Forget blue chips, forget stability – the hottest game in town right now is the world of emerging market junk bonds. Yes, you read that right. Risky debt from countries like Argentina, Turkey, and Zambia is luring investors like moths to a flame, and for good reason. And the party’s not over yet.
- Promises, promises: Policymakers are singing sweet nothings about reforms and restructuring deals, easing those pesky default worries.
- Fed’s friendly tap: Investors are betting the US Federal Reserve will soften its stance on interest rates, making it cheaper for these shaky borrowers to keep the lights on.
- Global landing gear: A smooth global economic touchdown could fuel a hunger for riskier assets, pushing these junk bonds even higher.
Of course, it’s not all sunshine and rainbows. The extra yield investors demand (think of it as a “bribe” for taking on the risk) is still way above pre-pandemic levels.
Argentina, for example, still has to navigate 200% inflation, a number that would make even the bravest investor blanch.
But hope springs eternal, especially when Javier Milei, Argentina’s new, reform-minded leader, promises to break the chains of economic misery.
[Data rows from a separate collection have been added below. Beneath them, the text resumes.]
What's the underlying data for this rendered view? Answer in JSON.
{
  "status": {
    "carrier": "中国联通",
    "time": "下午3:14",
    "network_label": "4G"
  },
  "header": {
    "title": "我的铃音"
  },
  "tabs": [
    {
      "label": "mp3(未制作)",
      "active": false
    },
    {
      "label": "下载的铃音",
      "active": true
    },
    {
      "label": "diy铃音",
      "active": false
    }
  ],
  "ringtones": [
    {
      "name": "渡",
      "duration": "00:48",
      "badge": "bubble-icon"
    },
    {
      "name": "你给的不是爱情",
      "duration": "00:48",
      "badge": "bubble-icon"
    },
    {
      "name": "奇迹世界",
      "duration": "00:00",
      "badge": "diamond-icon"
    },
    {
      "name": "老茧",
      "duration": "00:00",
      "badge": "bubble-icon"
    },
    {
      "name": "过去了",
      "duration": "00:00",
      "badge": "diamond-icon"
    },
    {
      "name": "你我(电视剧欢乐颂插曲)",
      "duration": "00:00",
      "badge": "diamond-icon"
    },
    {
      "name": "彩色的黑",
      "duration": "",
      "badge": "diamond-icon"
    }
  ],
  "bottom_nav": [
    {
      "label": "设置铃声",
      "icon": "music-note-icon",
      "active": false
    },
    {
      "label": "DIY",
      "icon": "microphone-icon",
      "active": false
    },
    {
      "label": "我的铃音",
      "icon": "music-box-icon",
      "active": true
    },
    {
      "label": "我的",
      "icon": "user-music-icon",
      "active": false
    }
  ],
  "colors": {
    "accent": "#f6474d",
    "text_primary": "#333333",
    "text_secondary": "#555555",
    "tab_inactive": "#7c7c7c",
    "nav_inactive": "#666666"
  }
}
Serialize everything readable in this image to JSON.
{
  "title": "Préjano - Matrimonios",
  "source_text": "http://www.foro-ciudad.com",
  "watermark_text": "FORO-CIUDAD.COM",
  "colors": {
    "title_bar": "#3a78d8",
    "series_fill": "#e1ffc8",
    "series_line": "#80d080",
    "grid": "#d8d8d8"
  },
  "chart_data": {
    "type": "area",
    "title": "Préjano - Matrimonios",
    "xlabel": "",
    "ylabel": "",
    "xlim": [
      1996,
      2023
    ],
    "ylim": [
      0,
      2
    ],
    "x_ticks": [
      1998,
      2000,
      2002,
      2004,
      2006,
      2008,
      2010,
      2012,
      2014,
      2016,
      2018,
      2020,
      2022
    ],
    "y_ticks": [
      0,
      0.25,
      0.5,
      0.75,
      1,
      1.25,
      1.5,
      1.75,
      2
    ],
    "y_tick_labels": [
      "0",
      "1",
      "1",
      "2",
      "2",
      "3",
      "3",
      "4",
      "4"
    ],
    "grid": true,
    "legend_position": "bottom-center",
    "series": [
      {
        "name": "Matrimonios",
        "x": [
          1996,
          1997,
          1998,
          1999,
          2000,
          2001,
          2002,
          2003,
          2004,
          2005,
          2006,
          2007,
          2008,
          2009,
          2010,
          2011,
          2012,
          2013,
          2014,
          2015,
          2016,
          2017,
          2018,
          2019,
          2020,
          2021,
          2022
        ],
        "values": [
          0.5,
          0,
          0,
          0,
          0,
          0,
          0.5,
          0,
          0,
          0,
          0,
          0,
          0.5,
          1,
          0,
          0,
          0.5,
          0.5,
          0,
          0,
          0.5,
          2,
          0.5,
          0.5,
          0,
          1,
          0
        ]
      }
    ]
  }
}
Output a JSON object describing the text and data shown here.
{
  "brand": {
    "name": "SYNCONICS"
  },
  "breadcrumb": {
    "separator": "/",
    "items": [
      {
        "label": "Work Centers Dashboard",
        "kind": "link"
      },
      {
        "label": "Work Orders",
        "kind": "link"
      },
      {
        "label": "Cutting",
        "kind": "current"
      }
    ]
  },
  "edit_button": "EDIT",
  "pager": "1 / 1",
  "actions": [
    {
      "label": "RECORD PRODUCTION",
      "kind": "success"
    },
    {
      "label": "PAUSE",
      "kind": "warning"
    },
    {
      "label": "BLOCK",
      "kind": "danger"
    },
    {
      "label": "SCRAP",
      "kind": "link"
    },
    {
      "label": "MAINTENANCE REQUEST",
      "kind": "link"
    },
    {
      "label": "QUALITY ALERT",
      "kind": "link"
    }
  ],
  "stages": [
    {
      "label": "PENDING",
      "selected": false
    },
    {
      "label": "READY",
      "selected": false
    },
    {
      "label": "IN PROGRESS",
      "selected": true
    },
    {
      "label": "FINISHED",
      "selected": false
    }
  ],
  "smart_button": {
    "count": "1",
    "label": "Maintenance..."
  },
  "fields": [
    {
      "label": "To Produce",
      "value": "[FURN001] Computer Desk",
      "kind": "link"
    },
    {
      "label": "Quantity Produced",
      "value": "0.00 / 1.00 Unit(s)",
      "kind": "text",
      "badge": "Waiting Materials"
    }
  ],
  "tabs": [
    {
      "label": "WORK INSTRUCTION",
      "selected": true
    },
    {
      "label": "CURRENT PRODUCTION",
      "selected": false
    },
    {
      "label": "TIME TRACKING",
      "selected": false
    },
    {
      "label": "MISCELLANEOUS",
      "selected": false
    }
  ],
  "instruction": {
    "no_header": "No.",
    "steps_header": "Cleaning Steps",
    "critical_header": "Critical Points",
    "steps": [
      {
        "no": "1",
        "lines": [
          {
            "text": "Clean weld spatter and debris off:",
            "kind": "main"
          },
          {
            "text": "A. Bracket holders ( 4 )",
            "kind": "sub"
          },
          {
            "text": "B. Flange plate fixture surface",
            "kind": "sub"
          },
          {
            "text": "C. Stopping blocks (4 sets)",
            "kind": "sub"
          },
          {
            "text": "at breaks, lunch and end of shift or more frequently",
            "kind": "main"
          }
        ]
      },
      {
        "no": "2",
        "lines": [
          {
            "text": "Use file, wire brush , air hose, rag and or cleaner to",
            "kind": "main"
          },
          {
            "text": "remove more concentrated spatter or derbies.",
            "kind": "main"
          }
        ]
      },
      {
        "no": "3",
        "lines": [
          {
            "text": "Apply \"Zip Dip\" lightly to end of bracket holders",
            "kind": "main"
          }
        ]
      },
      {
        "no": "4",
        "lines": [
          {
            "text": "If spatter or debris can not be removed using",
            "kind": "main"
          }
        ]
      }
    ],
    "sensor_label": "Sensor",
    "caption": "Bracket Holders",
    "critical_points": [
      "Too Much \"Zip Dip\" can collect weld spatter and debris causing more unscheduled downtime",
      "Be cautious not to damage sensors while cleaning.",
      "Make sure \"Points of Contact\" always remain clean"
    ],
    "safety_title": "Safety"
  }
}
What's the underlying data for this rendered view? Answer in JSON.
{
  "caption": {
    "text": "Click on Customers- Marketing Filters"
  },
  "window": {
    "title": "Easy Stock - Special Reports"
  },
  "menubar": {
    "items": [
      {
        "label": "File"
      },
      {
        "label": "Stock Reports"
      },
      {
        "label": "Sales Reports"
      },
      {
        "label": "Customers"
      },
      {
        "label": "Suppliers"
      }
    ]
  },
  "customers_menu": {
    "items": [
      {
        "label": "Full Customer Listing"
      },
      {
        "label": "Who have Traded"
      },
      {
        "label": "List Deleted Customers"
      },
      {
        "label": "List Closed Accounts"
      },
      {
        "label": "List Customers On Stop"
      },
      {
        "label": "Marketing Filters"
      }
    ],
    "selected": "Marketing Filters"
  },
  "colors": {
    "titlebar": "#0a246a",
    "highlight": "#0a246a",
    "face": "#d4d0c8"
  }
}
He’s already made good on some key promises, like a $1.5 billion debt payment to bondholders and a sweet deal with the International Monetary Fund for a much-needed cash injection.
It’s a gamble, no doubt, but for investors with a taste for thrills and a stomach for volatility, emerging market junk bonds could be the ticket to riches. Just remember, this is the high-wire act of the financial world.
President Erdogan’s abrupt pivot towards economic orthodoxy has sent shockwaves through Turkey. Wall Street veterans in key government roles and rising interest rates signal a commitment to fiscal discipline. Investors responded with an 18% gain on Turkish dollar debt in 2023, and risk premiums have plummeted since Erdogan’s re-election. Moody’s upgraded the country’s credit outlook to positive, praising the “decisive policy changes.”
This shift extends beyond Turkey. Debt negotiations in Zambia and Ghana offer potential opportunities, as restructured debt could yield attractive returns. However, these situations require a cautious assessment of individual terms and outcomes.
Here are some insights to ponder
- Diversification is key: Don’t put all your eggs in the junk bond basket. Spread your bets across different countries and sectors to mitigate risk.
- Do your homework: Understand the specific risks of each bond before jumping in. What are the political and economic headwinds? What’s the default history?
- Stay informed: Keep an eye on news and developments that could impact your investments. A sudden political upheaval or a global economic downturn could send your junk bonds plummeting.
Considering various factors and the Federal Reserve’s accommodative monetary stance, global investors are inclined to explore low-grade bonds. The anticipation of a potential rate cut by the Federal Reserve is driving this strategic investment move.